Those who lived or served in East Africa or the territories of the Federation of
Rhodesia and Nyasaland in the 1950s and '60s may remember the Capricorn Africa
Society. Richard Hughes' book reminds us that had its ideas been adopted there might
have been a very different future for the region.
In Capricorn the author gives us some fascinating and highly detailed insights into an
organisation set up in 1949 by the visionary and idealist Col David Stirling. With his war
record in the Western Desert, as a founder of the SAS, and with his charm, energy and
contacts, Stirling was well qualified to influence and lead in a situation calling for
courage and imagination. Working with like-minded people in Southern and Northern
Rhodesia and Nyasaland, all due to be part of the Federation, as well as in Kenya and
Tanganyika, he foresaw a future where Africans, Europeans and Asians would live
together and fulfil themselves without consideration of background or race.
The Capricorn ideal was timely because the Federation, essentially involving
partnership between the races, was being set up. In Kenya too there was the prospect of a
fresh start following the traumas of Mau Mau.
The problem in the Federation was that though the almost exclusively white electorate
in Southern Rhodesia had voted for it in 1952, whites in that country had well entrenched
privileges, which it soon became apparent they were not going to relinquish
lightly. Apart from the franchise, there were whites-only trade unions, many of whose
members were recent British immigrants. Together they blocked the very African
advancement which had to be achieved if partnership was to become a reality. On top of
this, entrenched racism in that country included blanket discrimination against Africans
in shops, restaurants, hotels and public places, and what was worse, the routine
denigration of blacks for instance by white shop girls. Even the term 'African' or the title
'Mr' was regarded by many whites as too liberal. Not surprisingly, perhaps, in Northern
Rhodesia and Nyasaland blacks were adamant in their opposition to a future that
involved a leading role for Southern Rhodesian whites.
To my family, ex-India and supportive of Federation and of the idea of partnership,
many white attitudes and practices seemed almost suicidally short sighted. To us
therefore, Capricorn's ideas seemed totally appropriate. The Society's problem was to get
them accepted by the almost exclusively white electorate whose bona fides would need to
be apparent to the black majority. Gaining the support of white politicians would have
helped but Capricorn had set its face against a political role.

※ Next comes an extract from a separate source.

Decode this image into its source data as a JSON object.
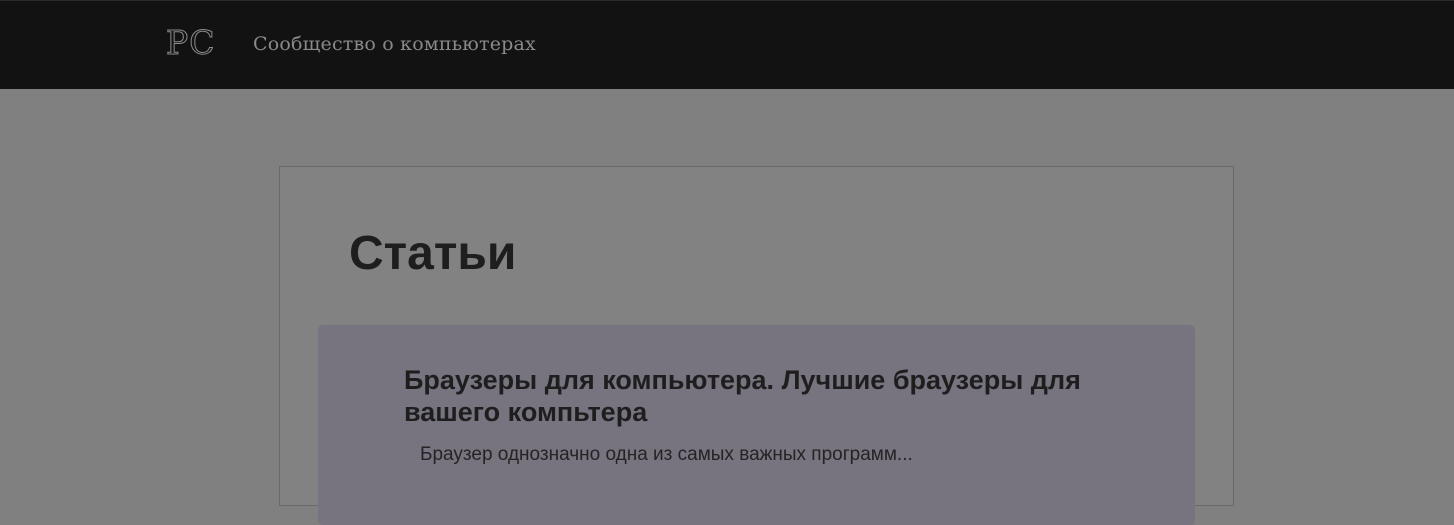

Even Garfield Todd who
would have had much in common with the Capricorners had minimal contact with them.
Huggins and Welensky barely get a mention in the book! A sympathetic press and a well
directed publicity campaign might have made a difference but this was not forthcoming.
All I remember is a display featuring Capricorn in a Salisbury shop window in 1955.
Stirling and his colleagues relied mainly on influencing like-minded, influential people
with the implication that their ideas were destined to win the day in the end.
The book tells the sometimes tortuous story of the struggles within the organisation
both to determine what it stood for and the strategy needed to gain support. Many blacks
saw Capricorn as a device to maintain white privilege. Nyerere in particular, who only
saw a future for Black Nationalism, would have none of it. The Citizenship College in
Kenya and Ranche House in Southern Rhodesia, though imaginative, were hardly likely
to fit the bill. They fulfilled other educative and political roles however and became
Capricorn's legacy in Africa. Meanwhile as time passed and white attitudes and
practices failed to change, it must have been clear to most Capricorners that any chance
of their ideas taking root were slipping away irrevocably.
The book has some poignant insights into the Society's high point, the Salima conference
in 1956. For many delegates this was their first ever-real contact across the racial divide.
The conference, which captured public imagination and media attention, provided a unique
opportunity to take advantage and move ahead. However the chance was squandered and it
was downhill all the way after that. It becomes increasingly clear that David Stirling's
sometimes overbearing style and reliance on high-level contacts with people of doubtful
commitment to a continuing British role in Africa were getting nowhere. The reader is left
wondering what might have been had white settlers shown more imagination and foresight
or successive British governments a greater sense of purpose.
Readers who remember the issues of the day and have followed the fortunes of the
region will appreciate both the honesty of Richard Hughes' approach and the detailed
account of this important period in colonial history.